  • Publication
    Private Activity in Water and Sewerage Continues to Contract in the First Semester of 2011
    (World Bank, Washington, DC, 2012-01) Militaru, Andreea
    In the first semester of 2011, twelve new water and sewerage projects with private participation reached financial or contractual closure in four lower- and upper-middle income countries. Additionally, a second phase of the divestiture of Aguas Andinas Empresa Metropolitana de Obras de Santiago de Chile (EMOS), took place in Chile bringing total investment commitments (hereafter, investment) in water and sewerage projects amounted to US$1.6 billion a 12 percent increase compared to 2010 first semester levels. The Chilean divestiture, however, accounted for 62 percent of the total investment in 2011 involving investment commitments of US$986 million.
  • Publication
    Private Investment in Large Transport Projects Increases during the First Semester of 2011, Concentrated in India and the Road Sector
    (World Bank, Washington, DC, 2012-01) Nicholas, Alexander

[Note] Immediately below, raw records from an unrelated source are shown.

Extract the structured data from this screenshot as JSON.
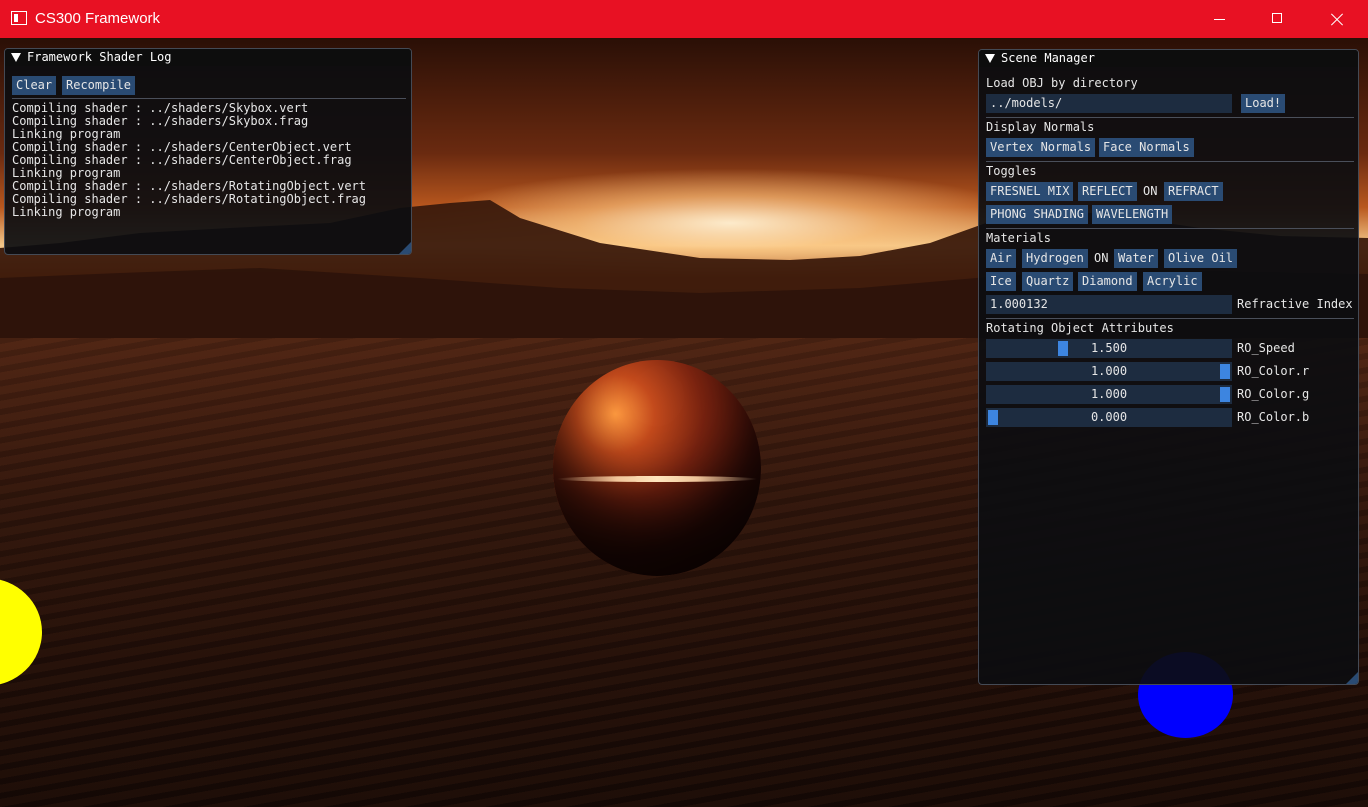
{
  "window": {
    "title": "CS300 Framework"
  },
  "shader_log": {
    "title": "Framework Shader Log",
    "clear_label": "Clear",
    "recompile_label": "Recompile",
    "lines": [
      "Compiling shader : ../shaders/Skybox.vert",
      "Compiling shader : ../shaders/Skybox.frag",
      "Linking program",
      "Compiling shader : ../shaders/CenterObject.vert",
      "Compiling shader : ../shaders/CenterObject.frag",
      "Linking program",
      "Compiling shader : ../shaders/RotatingObject.vert",
      "Compiling shader : ../shaders/RotatingObject.frag",
      "Linking program"
    ]
  },
  "scene_manager": {
    "title": "Scene Manager",
    "load_obj": {
      "label": "Load OBJ by directory",
      "value": "../models/",
      "button": "Load!"
    },
    "display_normals": {
      "label": "Display Normals",
      "vertex": "Vertex Normals",
      "face": "Face Normals"
    },
    "toggles": {
      "label": "Toggles",
      "fresnel_mix": "FRESNEL MIX",
      "reflect": "REFLECT",
      "on_text": "ON",
      "refract": "REFRACT",
      "phong_shading": "PHONG SHADING",
      "wavelength": "WAVELENGTH"
    },
    "materials": {
      "label": "Materials",
      "air": "Air",
      "hydrogen": "Hydrogen",
      "on_text": "ON",
      "water": "Water",
      "olive_oil": "Olive Oil",
      "ice": "Ice",
      "quartz": "Quartz",
      "diamond": "Diamond",
      "acrylic": "Acrylic",
      "refractive_index_value": "1.000132",
      "refractive_index_label": "Refractive Index"
    },
    "rotating_object": {
      "label": "Rotating Object Attributes",
      "sliders": [
        {
          "name": "RO_Speed",
          "value": "1.500",
          "fraction": 0.3
        },
        {
          "name": "RO_Color.r",
          "value": "1.000",
          "fraction": 1.0
        },
        {
          "name": "RO_Color.g",
          "value": "1.000",
          "fraction": 1.0
        },
        {
          "name": "RO_Color.b",
          "value": "0.000",
          "fraction": 0.0
        }
      ]
    }
  },
  "colors": {
    "title_bar": "#e81123",
    "button": "#2a4b73",
    "slider_grab": "#3d85e0",
    "yellow_sphere": "#ffff00",
    "blue_sphere": "#0000ff"
  }
}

    In the first semester of 2011, 34 new transport projects with private participation reached financial or contractual closure in nine low- and middle-income countries, involving investment commitments (hereafter investments) of US$17 billion.1 Investment in the first semester of 2011 increased by 17 percent compared with the first semester of 2010, on par with pre-crisis levels in the first semester of 2008. By number of projects, activity in 2011 decreased by 31 percent compared with the first semester of 2010 indicating fewer, larger projects in middle income countries. As in recent periods, private investment continued to concentrate in India and the road sector globally. India attracted 70 percent of private investment in transport and implemented 65 percent of transport projects with private participation. Globally, there were 23 road projects involving investment of US$8.7 billion. Railroads attracted the second highest investment level with US$6.1 billion invested in three large metro transit projects. Five port projects reached financial closure with investments of US$1.4 billion, and three airport projects attracted investments of US$360 million.